## Problem details:
Which lines run from the one containing "Give me the" through the end of the material? Reproduce them exactly.

## Data to process:
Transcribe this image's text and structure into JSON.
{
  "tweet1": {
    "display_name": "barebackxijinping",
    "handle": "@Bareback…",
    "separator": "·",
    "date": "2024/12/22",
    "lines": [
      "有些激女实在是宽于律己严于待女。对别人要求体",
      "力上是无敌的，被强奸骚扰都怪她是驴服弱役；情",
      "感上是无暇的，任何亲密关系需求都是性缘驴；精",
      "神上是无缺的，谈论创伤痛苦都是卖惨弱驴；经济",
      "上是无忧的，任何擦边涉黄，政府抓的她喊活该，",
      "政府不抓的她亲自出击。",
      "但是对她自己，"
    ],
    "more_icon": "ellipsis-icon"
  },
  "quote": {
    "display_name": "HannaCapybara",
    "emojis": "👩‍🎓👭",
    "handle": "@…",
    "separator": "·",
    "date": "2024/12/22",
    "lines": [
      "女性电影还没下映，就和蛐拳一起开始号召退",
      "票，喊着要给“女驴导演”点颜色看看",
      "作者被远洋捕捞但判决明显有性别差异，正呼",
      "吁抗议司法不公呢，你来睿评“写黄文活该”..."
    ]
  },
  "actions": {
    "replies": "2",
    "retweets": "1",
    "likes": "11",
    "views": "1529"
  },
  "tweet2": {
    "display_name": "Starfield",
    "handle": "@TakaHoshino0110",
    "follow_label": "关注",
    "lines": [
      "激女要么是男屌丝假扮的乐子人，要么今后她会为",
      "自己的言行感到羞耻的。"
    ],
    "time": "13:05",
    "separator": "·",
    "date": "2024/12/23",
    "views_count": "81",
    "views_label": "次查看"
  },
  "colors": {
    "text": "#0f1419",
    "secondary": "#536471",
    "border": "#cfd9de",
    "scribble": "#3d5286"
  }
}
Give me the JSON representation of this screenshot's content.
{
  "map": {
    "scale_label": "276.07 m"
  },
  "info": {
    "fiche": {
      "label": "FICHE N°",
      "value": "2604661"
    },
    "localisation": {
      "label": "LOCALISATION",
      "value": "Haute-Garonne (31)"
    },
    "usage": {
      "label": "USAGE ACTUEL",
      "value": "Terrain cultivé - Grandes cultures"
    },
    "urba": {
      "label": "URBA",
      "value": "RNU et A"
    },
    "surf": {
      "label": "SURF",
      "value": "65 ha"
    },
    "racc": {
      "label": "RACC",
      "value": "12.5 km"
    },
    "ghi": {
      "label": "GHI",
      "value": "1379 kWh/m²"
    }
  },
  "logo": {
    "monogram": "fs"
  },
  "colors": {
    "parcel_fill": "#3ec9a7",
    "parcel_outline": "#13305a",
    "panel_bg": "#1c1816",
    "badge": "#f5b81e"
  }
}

## Task response:
Give me the JSON representation of this screenshot's content.
{
  "map": {
    "scale_label": "276.07 m"
  },
  "info": {
    "fiche": {
      "label": "FICHE N°",
      "value": "2604661"
    },
    "localisation": {
      "label": "LOCALISATION",
      "value": "Haute-Garonne (31)"
    },
    "usage": {
      "label": "USAGE ACTUEL",
      "value": "Terrain cultivé - Grandes cultures"
    },
    "urba": {
      "label": "URBA",
      "value": "RNU et A"
    },
    "surf": {
      "label": "SURF",
      "value": "65 ha"
    },
    "racc": {
      "label": "RACC",
      "value": "12.5 km"
    },
    "ghi": {
      "label": "GHI",
      "value": "1379 kWh/m²"
    }
  },
  "logo": {
    "monogram": "fs"
  },
  "colors": {
    "parcel_fill": "#3ec9a7",
    "parcel_outline": "#13305a",
    "panel_bg": "#1c1816",
    "badge": "#f5b81e"
  }
}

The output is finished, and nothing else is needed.